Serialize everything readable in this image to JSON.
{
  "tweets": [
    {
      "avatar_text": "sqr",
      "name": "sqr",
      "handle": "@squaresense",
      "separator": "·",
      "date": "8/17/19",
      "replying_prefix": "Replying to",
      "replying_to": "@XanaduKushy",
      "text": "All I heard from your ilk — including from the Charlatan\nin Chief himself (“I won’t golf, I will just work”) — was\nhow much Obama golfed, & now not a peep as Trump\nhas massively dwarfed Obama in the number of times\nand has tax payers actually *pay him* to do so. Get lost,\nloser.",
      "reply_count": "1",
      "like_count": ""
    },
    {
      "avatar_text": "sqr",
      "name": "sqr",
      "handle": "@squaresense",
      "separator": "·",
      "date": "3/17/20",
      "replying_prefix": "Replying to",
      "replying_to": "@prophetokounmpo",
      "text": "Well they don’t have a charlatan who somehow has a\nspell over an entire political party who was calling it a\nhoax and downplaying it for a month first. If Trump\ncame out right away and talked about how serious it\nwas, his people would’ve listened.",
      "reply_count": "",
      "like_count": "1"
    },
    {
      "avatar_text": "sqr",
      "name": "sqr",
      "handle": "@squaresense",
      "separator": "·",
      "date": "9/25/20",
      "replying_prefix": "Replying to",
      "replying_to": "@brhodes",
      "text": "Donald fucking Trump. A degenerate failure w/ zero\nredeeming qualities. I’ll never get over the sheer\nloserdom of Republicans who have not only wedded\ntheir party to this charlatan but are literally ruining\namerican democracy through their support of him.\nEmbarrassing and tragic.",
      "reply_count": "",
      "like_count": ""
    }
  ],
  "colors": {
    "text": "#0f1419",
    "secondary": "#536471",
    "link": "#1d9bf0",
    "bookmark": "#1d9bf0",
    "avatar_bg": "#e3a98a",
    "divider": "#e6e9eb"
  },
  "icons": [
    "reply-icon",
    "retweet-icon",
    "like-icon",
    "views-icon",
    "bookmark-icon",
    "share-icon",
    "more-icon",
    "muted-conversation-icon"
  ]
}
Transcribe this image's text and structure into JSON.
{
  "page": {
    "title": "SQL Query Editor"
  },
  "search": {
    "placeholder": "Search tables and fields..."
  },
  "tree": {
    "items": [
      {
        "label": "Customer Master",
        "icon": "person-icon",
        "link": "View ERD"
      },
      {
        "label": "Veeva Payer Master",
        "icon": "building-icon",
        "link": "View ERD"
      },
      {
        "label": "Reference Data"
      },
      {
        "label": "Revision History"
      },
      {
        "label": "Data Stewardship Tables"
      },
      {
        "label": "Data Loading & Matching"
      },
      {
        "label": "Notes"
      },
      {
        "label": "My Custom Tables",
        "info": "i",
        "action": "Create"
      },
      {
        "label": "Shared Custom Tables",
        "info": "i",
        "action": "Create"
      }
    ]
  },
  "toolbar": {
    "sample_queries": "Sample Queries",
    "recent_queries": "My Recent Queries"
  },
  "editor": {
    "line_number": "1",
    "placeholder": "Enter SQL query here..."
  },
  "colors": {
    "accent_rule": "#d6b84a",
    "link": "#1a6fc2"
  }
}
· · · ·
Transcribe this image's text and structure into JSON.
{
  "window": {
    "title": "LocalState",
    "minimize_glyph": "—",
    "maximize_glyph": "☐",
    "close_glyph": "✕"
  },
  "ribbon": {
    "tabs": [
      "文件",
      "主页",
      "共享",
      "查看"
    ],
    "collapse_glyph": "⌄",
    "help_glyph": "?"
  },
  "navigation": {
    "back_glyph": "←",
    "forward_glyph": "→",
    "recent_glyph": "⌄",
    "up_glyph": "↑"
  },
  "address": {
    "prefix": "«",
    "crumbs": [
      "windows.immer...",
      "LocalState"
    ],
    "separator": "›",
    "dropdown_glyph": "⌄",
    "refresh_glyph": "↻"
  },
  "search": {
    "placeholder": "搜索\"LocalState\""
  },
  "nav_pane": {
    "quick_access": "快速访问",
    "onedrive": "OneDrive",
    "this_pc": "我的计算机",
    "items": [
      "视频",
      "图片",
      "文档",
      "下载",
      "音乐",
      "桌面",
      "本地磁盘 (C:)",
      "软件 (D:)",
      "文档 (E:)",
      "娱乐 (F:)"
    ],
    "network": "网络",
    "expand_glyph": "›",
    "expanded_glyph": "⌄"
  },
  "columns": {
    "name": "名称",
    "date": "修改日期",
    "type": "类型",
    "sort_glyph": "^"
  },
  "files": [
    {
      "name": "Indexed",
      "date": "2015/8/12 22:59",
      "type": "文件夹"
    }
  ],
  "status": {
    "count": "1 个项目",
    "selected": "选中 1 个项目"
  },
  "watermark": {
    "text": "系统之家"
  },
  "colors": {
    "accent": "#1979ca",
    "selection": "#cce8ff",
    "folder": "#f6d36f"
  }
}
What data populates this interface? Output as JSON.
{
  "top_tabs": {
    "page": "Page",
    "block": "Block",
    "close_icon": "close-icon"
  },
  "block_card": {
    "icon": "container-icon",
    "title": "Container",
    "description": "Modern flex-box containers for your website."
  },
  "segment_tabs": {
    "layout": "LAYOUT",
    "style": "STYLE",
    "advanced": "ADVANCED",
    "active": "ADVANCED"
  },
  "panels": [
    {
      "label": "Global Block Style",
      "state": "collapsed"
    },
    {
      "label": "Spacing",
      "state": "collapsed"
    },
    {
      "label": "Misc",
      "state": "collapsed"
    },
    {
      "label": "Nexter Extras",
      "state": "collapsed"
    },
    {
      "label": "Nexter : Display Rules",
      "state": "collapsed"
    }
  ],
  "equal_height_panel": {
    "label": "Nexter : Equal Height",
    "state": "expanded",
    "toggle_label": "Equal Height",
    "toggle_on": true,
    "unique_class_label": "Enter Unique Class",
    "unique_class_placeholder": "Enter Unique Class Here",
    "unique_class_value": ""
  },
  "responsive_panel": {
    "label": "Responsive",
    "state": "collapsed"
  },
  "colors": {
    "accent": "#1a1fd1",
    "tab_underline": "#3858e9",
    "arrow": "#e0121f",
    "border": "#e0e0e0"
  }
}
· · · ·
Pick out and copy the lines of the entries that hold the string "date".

§ **SOLUTION TO THE PROBLEM**:
      "date": "8/17/19",
      "date": "3/17/20",
      "date": "9/25/20",
    "date": "修改日期",
      "date": "2015/8/12 22:59",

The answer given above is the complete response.